Other than performing preimplantation genetic screening, the embryologist cannot assess with the naked eye which embryos are chromosomally normal. What we do have is years of research in morphometrics which outlines which embryonic markers are more likely to result in a live birth. Embryos are grown in culture media under controlled conditions to mimic the human body (temperature and pH). The longer the embryos stay in culture, the more information we have to differentiate each embryo. Embryos are evaluated on Day 1,2, 3, and 5 and every score is taken into consideration when choosing embryo(s) for transfer. 1 embryo = 1 baby is the ultimate goal. One paramount expanded blastocyst to transfer on Day 5 that results in a healthy baby with a small cohort to cryopreserve for subsequent frozen embryo transfers indicates a successful IVF cycle.

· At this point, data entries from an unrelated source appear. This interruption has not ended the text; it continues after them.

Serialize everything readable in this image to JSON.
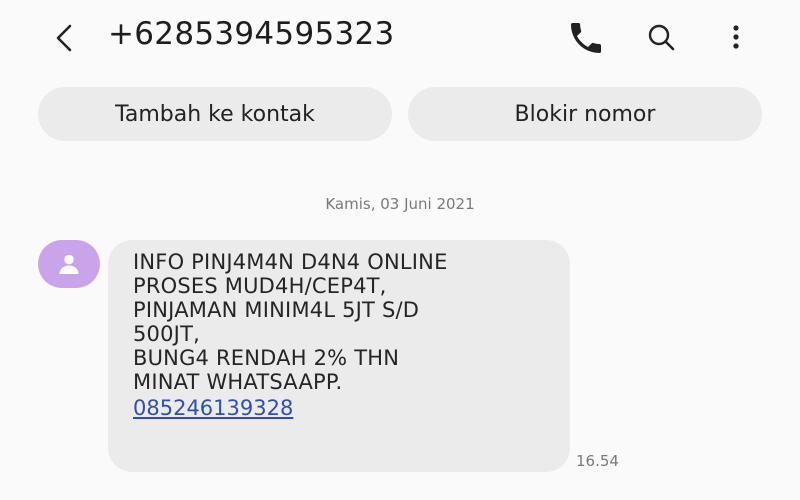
{
  "header": {
    "title": "+6285394595323",
    "icons": [
      "back-arrow-icon",
      "phone-icon",
      "search-icon",
      "more-vert-icon"
    ]
  },
  "actions": {
    "add_contact": "Tambah ke kontak",
    "block_number": "Blokir nomor"
  },
  "conversation": {
    "date": "Kamis, 03 Juni 2021",
    "message": {
      "lines": [
        "INFO PINJ4M4N D4N4 ONLINE",
        "PROSES MUD4H/CEP4T,",
        "PINJAMAN MINIM4L 5JT S/D",
        "500JT,",
        "BUNG4 RENDAH 2% THN",
        "MINAT WHATSAAPP."
      ],
      "link": "085246139328",
      "time": "16.54"
    }
  },
  "colors": {
    "background": "#fafafa",
    "pill": "#ebebeb",
    "bubble": "#ebebeb",
    "avatar": "#c9a4ea",
    "link": "#2f4fb0"
  }
}
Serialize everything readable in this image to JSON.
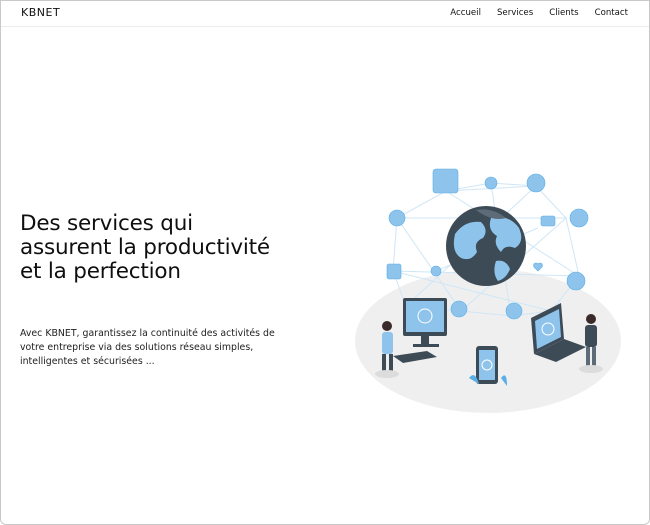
{
  "header": {
    "logo": "KBNET",
    "nav": [
      "Accueil",
      "Services",
      "Clients",
      "Contact"
    ]
  },
  "hero": {
    "title_lines": [
      "Des services qui",
      "assurent la productivité",
      "et la perfection"
    ],
    "description": "Avec KBNET, garantissez la continuité des activités de votre entreprise via des solutions réseau simples, intelligentes et sécurisées ...",
    "illustration": "network-globe-illustration"
  },
  "colors": {
    "accent_blue": "#5aaee6",
    "globe_dark": "#3d4b57",
    "globe_light": "#8ec4ec",
    "platform": "#efefef"
  }
}
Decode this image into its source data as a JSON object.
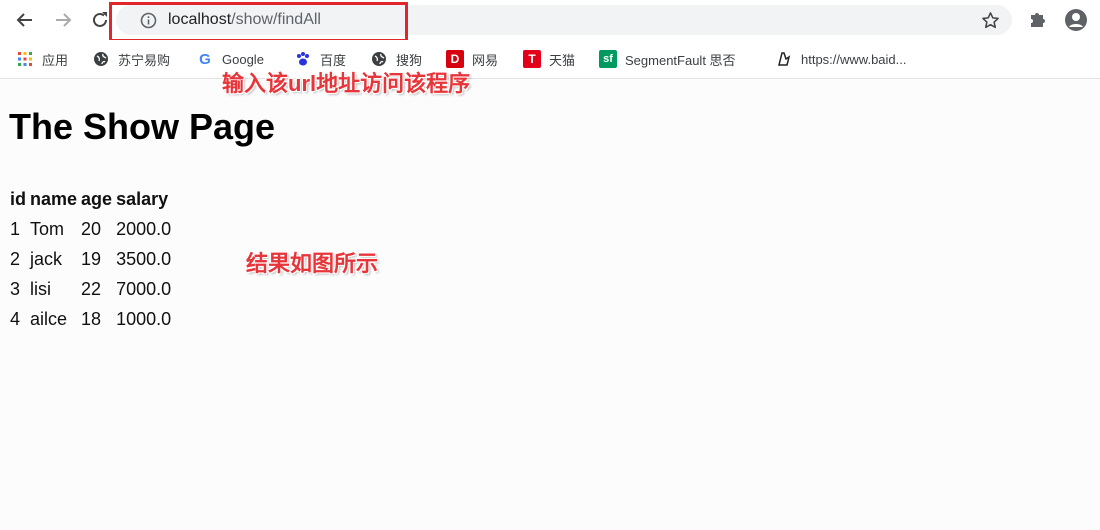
{
  "browser": {
    "url_host": "localhost",
    "url_path": "/show/findAll",
    "bookmarks": [
      {
        "label": "应用",
        "icon": "apps-grid-icon"
      },
      {
        "label": "苏宁易购",
        "icon": "globe-icon"
      },
      {
        "label": "Google",
        "icon": "google-icon"
      },
      {
        "label": "百度",
        "icon": "baidu-paw-icon"
      },
      {
        "label": "搜狗",
        "icon": "globe-icon"
      },
      {
        "label": "网易",
        "icon": "netease-icon"
      },
      {
        "label": "天猫",
        "icon": "tmall-icon"
      },
      {
        "label": "SegmentFault 思否",
        "icon": "segmentfault-icon"
      },
      {
        "label": "https://www.baid...",
        "icon": "bookmark-page-icon"
      }
    ]
  },
  "annotations": {
    "url_note": "输入该url地址访问该程序",
    "result_note": "结果如图所示"
  },
  "colors": {
    "annotation_red": "#e0262b",
    "page_background": "#fdfcfd"
  },
  "page": {
    "title": "The Show Page",
    "table": {
      "headers": [
        "id",
        "name",
        "age",
        "salary"
      ],
      "rows": [
        [
          "1",
          "Tom",
          "20",
          "2000.0"
        ],
        [
          "2",
          "jack",
          "19",
          "3500.0"
        ],
        [
          "3",
          "lisi",
          "22",
          "7000.0"
        ],
        [
          "4",
          "ailce",
          "18",
          "1000.0"
        ]
      ]
    }
  }
}
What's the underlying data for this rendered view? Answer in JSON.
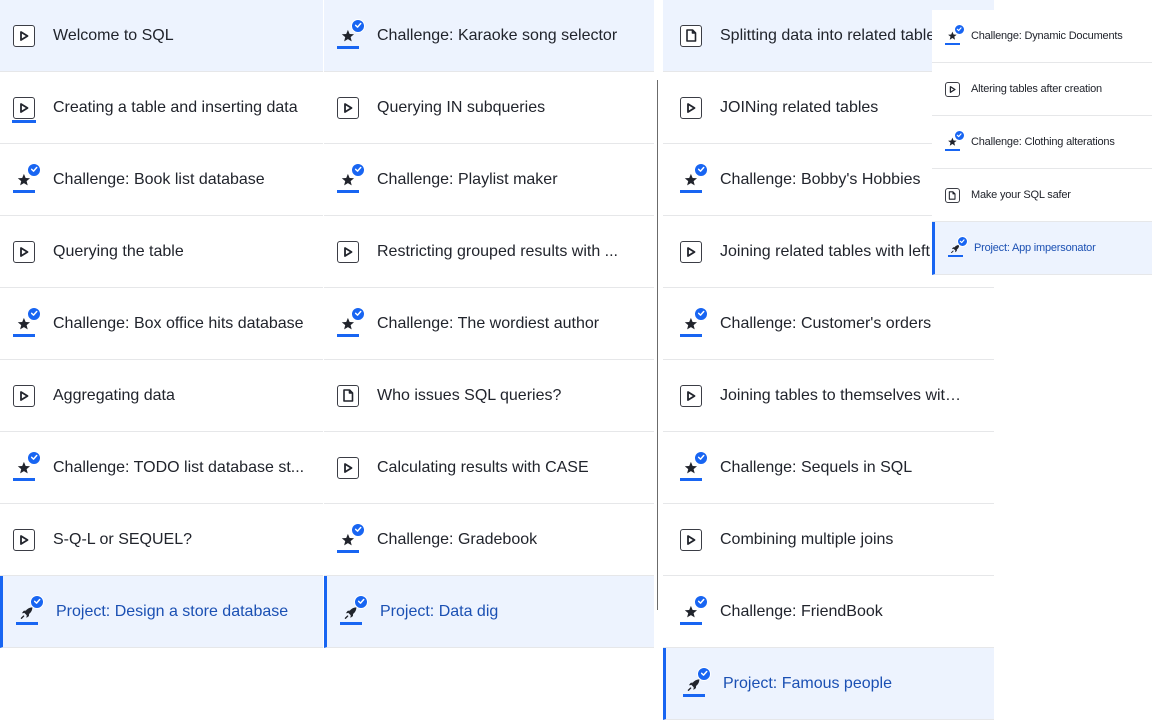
{
  "columns": [
    {
      "items": [
        {
          "title": "Welcome to SQL",
          "kind": "video",
          "active": true,
          "current": false,
          "progress": false
        },
        {
          "title": "Creating a table and inserting data",
          "kind": "video",
          "active": false,
          "current": false,
          "progress": true
        },
        {
          "title": "Challenge: Book list database",
          "kind": "challenge",
          "active": false,
          "current": false
        },
        {
          "title": "Querying the table",
          "kind": "video",
          "active": false,
          "current": false
        },
        {
          "title": "Challenge: Box office hits database",
          "kind": "challenge",
          "active": false,
          "current": false
        },
        {
          "title": "Aggregating data",
          "kind": "video",
          "active": false,
          "current": false
        },
        {
          "title": "Challenge: TODO list database st...",
          "kind": "challenge",
          "active": false,
          "current": false
        },
        {
          "title": "S-Q-L or SEQUEL?",
          "kind": "video",
          "active": false,
          "current": false
        },
        {
          "title": "Project: Design a store database",
          "kind": "project",
          "active": true,
          "current": true
        }
      ]
    },
    {
      "items": [
        {
          "title": "Challenge: Karaoke song selector",
          "kind": "challenge",
          "active": true,
          "current": false
        },
        {
          "title": "Querying IN subqueries",
          "kind": "video",
          "active": false,
          "current": false
        },
        {
          "title": "Challenge: Playlist maker",
          "kind": "challenge",
          "active": false,
          "current": false
        },
        {
          "title": "Restricting grouped results with ...",
          "kind": "video",
          "active": false,
          "current": false
        },
        {
          "title": "Challenge: The wordiest author",
          "kind": "challenge",
          "active": false,
          "current": false
        },
        {
          "title": "Who issues SQL queries?",
          "kind": "article",
          "active": false,
          "current": false
        },
        {
          "title": "Calculating results with CASE",
          "kind": "video",
          "active": false,
          "current": false
        },
        {
          "title": "Challenge: Gradebook",
          "kind": "challenge",
          "active": false,
          "current": false
        },
        {
          "title": "Project: Data dig",
          "kind": "project",
          "active": true,
          "current": true
        }
      ]
    },
    {
      "items": [
        {
          "title": "Splitting data into related tables",
          "kind": "article",
          "active": true,
          "current": false
        },
        {
          "title": "JOINing related tables",
          "kind": "video",
          "active": false,
          "current": false
        },
        {
          "title": "Challenge: Bobby's Hobbies",
          "kind": "challenge",
          "active": false,
          "current": false
        },
        {
          "title": "Joining related tables with left",
          "kind": "video",
          "active": false,
          "current": false
        },
        {
          "title": "Challenge: Customer's orders",
          "kind": "challenge",
          "active": false,
          "current": false
        },
        {
          "title": "Joining tables to themselves with...",
          "kind": "video",
          "active": false,
          "current": false
        },
        {
          "title": "Challenge: Sequels in SQL",
          "kind": "challenge",
          "active": false,
          "current": false
        },
        {
          "title": "Combining multiple joins",
          "kind": "video",
          "active": false,
          "current": false
        },
        {
          "title": "Challenge: FriendBook",
          "kind": "challenge",
          "active": false,
          "current": false
        },
        {
          "title": "Project: Famous people",
          "kind": "project",
          "active": true,
          "current": true
        }
      ]
    },
    {
      "items": [
        {
          "title": "Challenge: Dynamic Documents",
          "kind": "challenge",
          "active": false,
          "current": false
        },
        {
          "title": "Altering tables after creation",
          "kind": "video",
          "active": false,
          "current": false
        },
        {
          "title": "Challenge: Clothing alterations",
          "kind": "challenge",
          "active": false,
          "current": false
        },
        {
          "title": "Make your SQL safer",
          "kind": "article",
          "active": false,
          "current": false
        },
        {
          "title": "Project: App impersonator",
          "kind": "project",
          "active": true,
          "current": true
        }
      ]
    }
  ],
  "icons": {
    "video": "play-icon",
    "article": "article-icon",
    "challenge": "star-icon",
    "project": "rocket-icon",
    "completed": "checkmark-icon"
  },
  "colors": {
    "accent": "#1865f2",
    "active_background": "#edf3fe",
    "current_text": "#1b50b3"
  }
}
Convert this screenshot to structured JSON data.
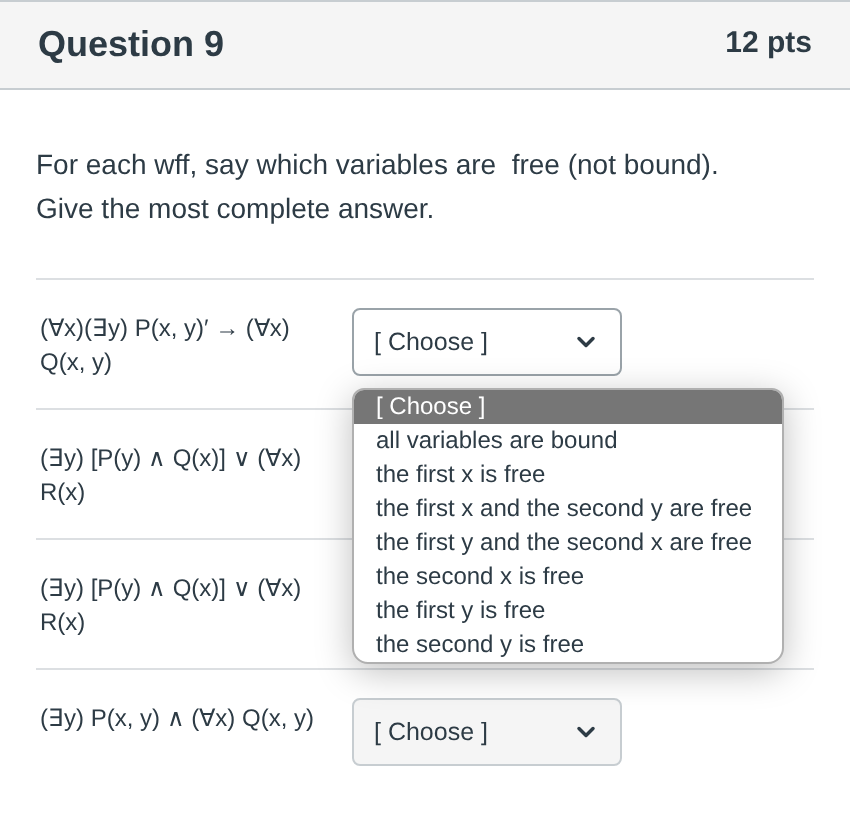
{
  "header": {
    "title": "Question 9",
    "points": "12 pts"
  },
  "instructions": [
    "For each wff, say which variables are  free (not bound).",
    "Give the most complete answer."
  ],
  "rows": [
    {
      "formula": "(∀x)(∃y) P(x, y)′ → (∀x) Q(x, y)",
      "select": {
        "value": "[ Choose ]",
        "expanded": true
      }
    },
    {
      "formula": "(∃y) [P(y) ∧ Q(x)] ∨ (∀x) R(x)"
    },
    {
      "formula": "(∃y) [P(y) ∧ Q(x)] ∨ (∀x) R(x)"
    },
    {
      "formula": "(∃y) P(x, y) ∧ (∀x) Q(x, y)",
      "select": {
        "value": "[ Choose ]",
        "expanded": false
      }
    }
  ],
  "dropdown": {
    "options": [
      {
        "label": "[ Choose ]",
        "selected": true
      },
      {
        "label": "all variables are bound",
        "selected": false
      },
      {
        "label": "the first x is free",
        "selected": false
      },
      {
        "label": "the first x and the second y are free",
        "selected": false
      },
      {
        "label": "the first y and the second x are free",
        "selected": false
      },
      {
        "label": "the second x is free",
        "selected": false
      },
      {
        "label": "the first y is free",
        "selected": false
      },
      {
        "label": "the second y is free",
        "selected": false
      }
    ]
  }
}
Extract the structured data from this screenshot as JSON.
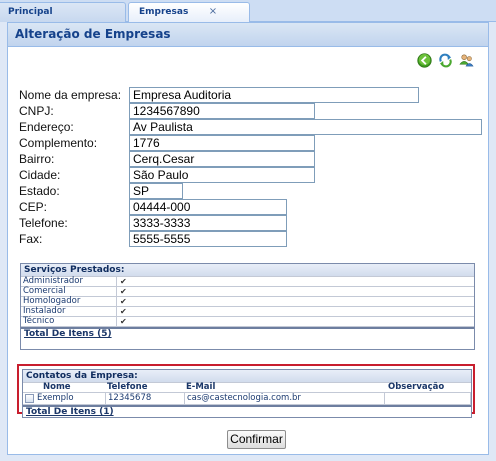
{
  "tabs": [
    {
      "label": "Principal"
    },
    {
      "label": "Empresas",
      "close": "×"
    }
  ],
  "panel": {
    "title": "Alteração de Empresas"
  },
  "toolbar_icons": [
    "back-icon",
    "refresh-icon",
    "users-icon"
  ],
  "form": {
    "nome": {
      "label": "Nome da empresa:",
      "value": "Empresa Auditoria"
    },
    "cnpj": {
      "label": "CNPJ:",
      "value": "1234567890"
    },
    "endereco": {
      "label": "Endereço:",
      "value": "Av Paulista"
    },
    "complemento": {
      "label": "Complemento:",
      "value": "1776"
    },
    "bairro": {
      "label": "Bairro:",
      "value": "Cerq.Cesar"
    },
    "cidade": {
      "label": "Cidade:",
      "value": "São Paulo"
    },
    "estado": {
      "label": "Estado:",
      "value": "SP"
    },
    "cep": {
      "label": "CEP:",
      "value": "04444-000"
    },
    "telefone": {
      "label": "Telefone:",
      "value": "3333-3333"
    },
    "fax": {
      "label": "Fax:",
      "value": "5555-5555"
    }
  },
  "servicos": {
    "title": "Serviços Prestados:",
    "items": [
      {
        "name": "Administrador",
        "check": "✔"
      },
      {
        "name": "Comercial",
        "check": "✔"
      },
      {
        "name": "Homologador",
        "check": "✔"
      },
      {
        "name": "Instalador",
        "check": "✔"
      },
      {
        "name": "Técnico",
        "check": "✔"
      }
    ],
    "footer": "Total De Itens (5)"
  },
  "contatos": {
    "title": "Contatos da Empresa:",
    "columns": {
      "nome": "Nome",
      "telefone": "Telefone",
      "email": "E-Mail",
      "observacao": "Observação"
    },
    "rows": [
      {
        "nome": "Exemplo",
        "telefone": "12345678",
        "email": "cas@castecnologia.com.br",
        "observacao": ""
      }
    ],
    "footer": "Total De Itens (1)"
  },
  "confirm_label": "Confirmar",
  "colors": {
    "header_text": "#15428b",
    "highlight_border": "#c81e2e",
    "panel_bg": "#dfe8f6"
  }
}
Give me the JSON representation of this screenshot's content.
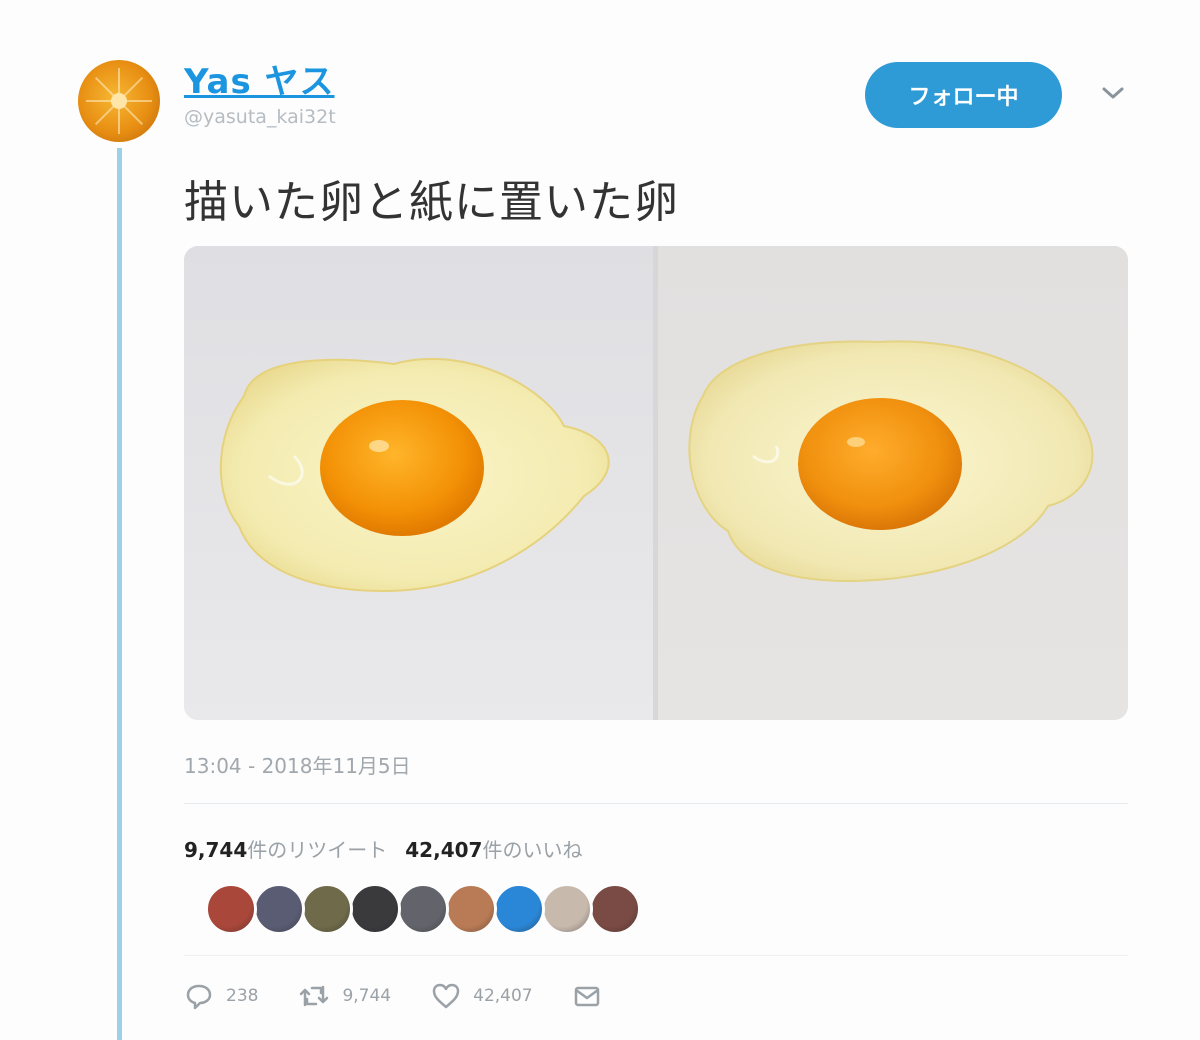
{
  "tweet": {
    "display_name": "Yas ヤス",
    "handle": "@yasuta_kai32t",
    "follow_label": "フォロー中",
    "text": "描いた卵と紙に置いた卵",
    "timestamp": "13:04 - 2018年11月5日"
  },
  "stats": {
    "retweets_count": "9,744",
    "retweets_suffix": "件のリツイート",
    "likes_count": "42,407",
    "likes_suffix": "件のいいね"
  },
  "likers": [
    {
      "color": "#a9473a"
    },
    {
      "color": "#5a5c73"
    },
    {
      "color": "#6f6a4a"
    },
    {
      "color": "#3a3a3d"
    },
    {
      "color": "#63646b"
    },
    {
      "color": "#b97b55"
    },
    {
      "color": "#2a86d6"
    },
    {
      "color": "#c8b9ad"
    },
    {
      "color": "#7a4a44"
    }
  ],
  "actions": {
    "replies": "238",
    "retweets": "9,744",
    "likes": "42,407"
  },
  "colors": {
    "accent": "#1b95e0",
    "follow_button": "#2f9bd6",
    "thread_line": "#9bd2ea",
    "yolk": "#f39c12"
  },
  "icons": {
    "reply": "reply-icon",
    "retweet": "retweet-icon",
    "like": "heart-icon",
    "message": "envelope-icon",
    "more": "chevron-down-icon"
  }
}
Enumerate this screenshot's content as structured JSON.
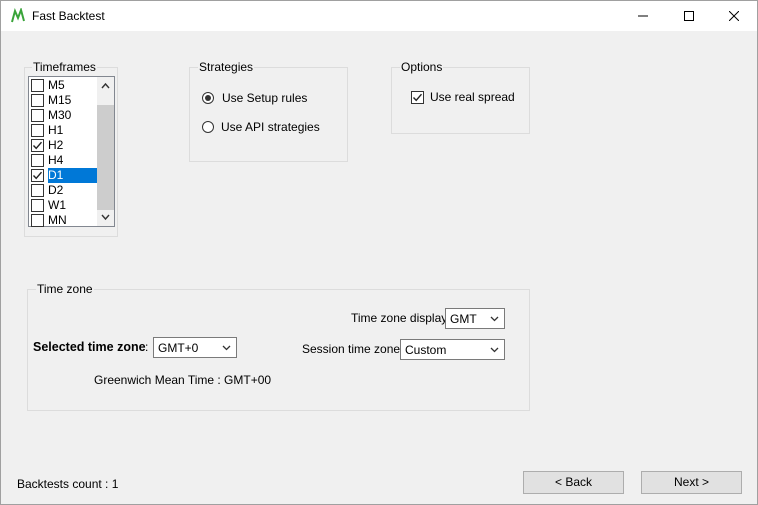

Recent data shows that the trophecopderm (the outer cells of the blastocyst which make the placenta) are the most important embryonic marker for implantation success. The cells should appear scalloped and cohesive. The inner cell mass (ICM, which will form the fetus) is also a very important to score and contributes to the overall grade of the embryo. This group of cells should be prominent in the cavity. The blastocele (fluid filled center) should be expanded and the zona should be thin. Thinning of the zona is extremely important for the hatching of the blastocyst; as the blastocyst expands, the zona thins, allowing hatching out, which must occur for implantation into the endometrium.